**What this task involves:**
Give the data again exactly, without its images.

(Raw data begins)

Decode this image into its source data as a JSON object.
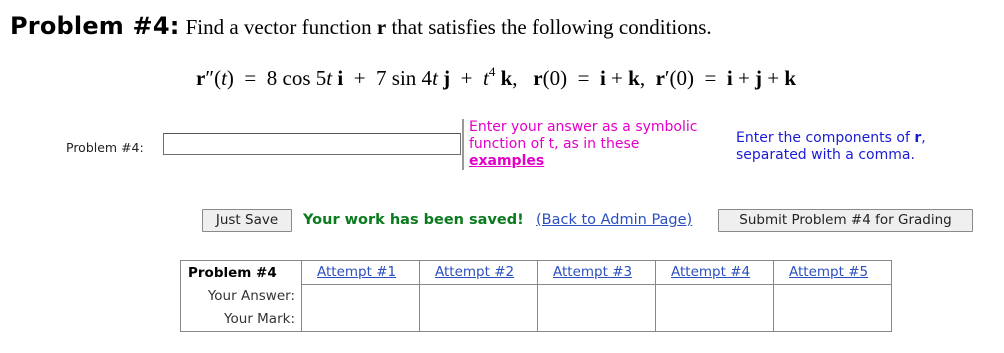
{
  "heading": {
    "problem_number": "Problem #4:",
    "description_before": "Find a vector function",
    "symbol": "r",
    "description_after": "that satisfies the following conditions."
  },
  "equation": {
    "lhs": "r″(t) = 8 cos 5t i + 7 sin 4t j + t⁴ k,  r(0) = i + k,  r′(0) = i + j + k"
  },
  "answer": {
    "label": "Problem #4:",
    "value": ""
  },
  "hint_symbolic": {
    "text": "Enter your answer as a symbolic function of t, as in these",
    "link": "examples"
  },
  "hint_components": {
    "text_before": "Enter the components of",
    "symbol": "r",
    "text_after": ", separated with a comma."
  },
  "actions": {
    "save_label": "Just Save",
    "saved_message": "Your work has been saved!",
    "admin_link": "(Back to Admin Page)",
    "submit_label": "Submit Problem #4 for Grading"
  },
  "attempts_table": {
    "corner": "Problem #4",
    "columns": [
      "Attempt #1",
      "Attempt #2",
      "Attempt #3",
      "Attempt #4",
      "Attempt #5"
    ],
    "row_labels": [
      "Your Answer:",
      "Your Mark:"
    ]
  }
}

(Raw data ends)

**Exercise result:**
Decode this image into its source data as a JSON object.
{
  "heading": {
    "problem_number": "Problem #4:",
    "description_before": "Find a vector function",
    "symbol": "r",
    "description_after": "that satisfies the following conditions."
  },
  "equation": {
    "lhs": "r″(t) = 8 cos 5t i + 7 sin 4t j + t⁴ k,  r(0) = i + k,  r′(0) = i + j + k"
  },
  "answer": {
    "label": "Problem #4:",
    "value": ""
  },
  "hint_symbolic": {
    "text": "Enter your answer as a symbolic function of t, as in these",
    "link": "examples"
  },
  "hint_components": {
    "text_before": "Enter the components of",
    "symbol": "r",
    "text_after": ", separated with a comma."
  },
  "actions": {
    "save_label": "Just Save",
    "saved_message": "Your work has been saved!",
    "admin_link": "(Back to Admin Page)",
    "submit_label": "Submit Problem #4 for Grading"
  },
  "attempts_table": {
    "corner": "Problem #4",
    "columns": [
      "Attempt #1",
      "Attempt #2",
      "Attempt #3",
      "Attempt #4",
      "Attempt #5"
    ],
    "row_labels": [
      "Your Answer:",
      "Your Mark:"
    ]
  }
}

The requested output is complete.